Unsupported browser

For a better experience please update your browser to its latest version.

Your browser appears to have cookies disabled. For the best experience of this website, please enable cookies in your browser

We use cookies to personalise your experience; learn more in our Privacy and Cookie Policy. You can opt out of some cookies by adjusting your browser settings; see the cookie policy for details. By using this site, you agree to our use of cookies.

FaulknerBrowns submits phase two of Sunderland’s Vaux Brewery scheme

  • Comment

FaulknerBrowns has submitted plans for new council offices as part of the long-awaited redevelopment of the Vaux Brewery site in Sunderland

The Newcastle practice has filed proposals for an 18,000m2 ‘business hub’ within the troubled plot, which has laid dormant since 1999.

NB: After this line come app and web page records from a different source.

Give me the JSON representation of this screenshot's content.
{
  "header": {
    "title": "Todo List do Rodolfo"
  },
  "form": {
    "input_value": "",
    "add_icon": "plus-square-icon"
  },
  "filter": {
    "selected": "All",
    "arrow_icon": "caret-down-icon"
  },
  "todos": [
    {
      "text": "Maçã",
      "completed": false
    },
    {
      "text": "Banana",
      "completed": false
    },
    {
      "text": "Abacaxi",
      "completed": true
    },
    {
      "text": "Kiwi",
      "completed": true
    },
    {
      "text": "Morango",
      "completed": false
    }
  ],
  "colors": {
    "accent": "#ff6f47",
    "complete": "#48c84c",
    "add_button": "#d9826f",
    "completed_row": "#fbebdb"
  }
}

Sunderland City Council is expected to move 1,200 employees into the seven-storey building, sharing the offices with other public bodies looking to generate savings as well as some private firms.

Numerous earlier attempts to redevelop the 5.5ha brewery site have failed, including a 1,000-home scheme designed by CZWG.

Design consultancy Urbed’s outline plan for a mixed-use masterplan for the site was approved in 2016 alongside an office-led first phase by Feilden Clegg Bradley Studios.

But this scheme hit a setback when main contractor Carillion entered liquidation in January 2018. Work ceased on site for most of the first half of last year before Gateshead-based Tolent was brought in to replace the collapsed construction giant.

The FCBS scheme – known as the Beam – is now expected to complete in April.

Meanwhile FaulknerBrowns has applied to build on plots 13 and 14, with the building to include a medical centre, creche, restaurant and roof terrace.

John Seager, chief executive of council development partner Siglion, said: ‘It’s fantastic that with weeks to go until we open our first building on site, the Beam, we are already in a position to look ahead to phase two and submit a planning application.

‘This second building will provide an extremely flexible space made up of two buildings connected by a glass atrium with an ability to accommodate many types of different occupiers.’

Seager said the overall development would ‘play a critical role in the regeneration of the whole city centre’.

He added: ‘It is important that the second building – much like the first – is a space that can deliver a modern, efficient, healthy workplace as well as a place that the public can enjoy.

‘Working with FaulknerBrowns, we have been able to design a space that – like the Beam – raises the bar in the city. We are very hopeful that we will be on site soon and getting this new development underway.’

Subject to planning and other variables, the business hub could be completed by 2021.  

  • Comment

Have your say

You must sign in to make a comment

Please remember that the submission of any material is governed by our Terms and Conditions and by submitting material you confirm your agreement to these Terms and Conditions.

Links may be included in your comments but HTML is not permitted.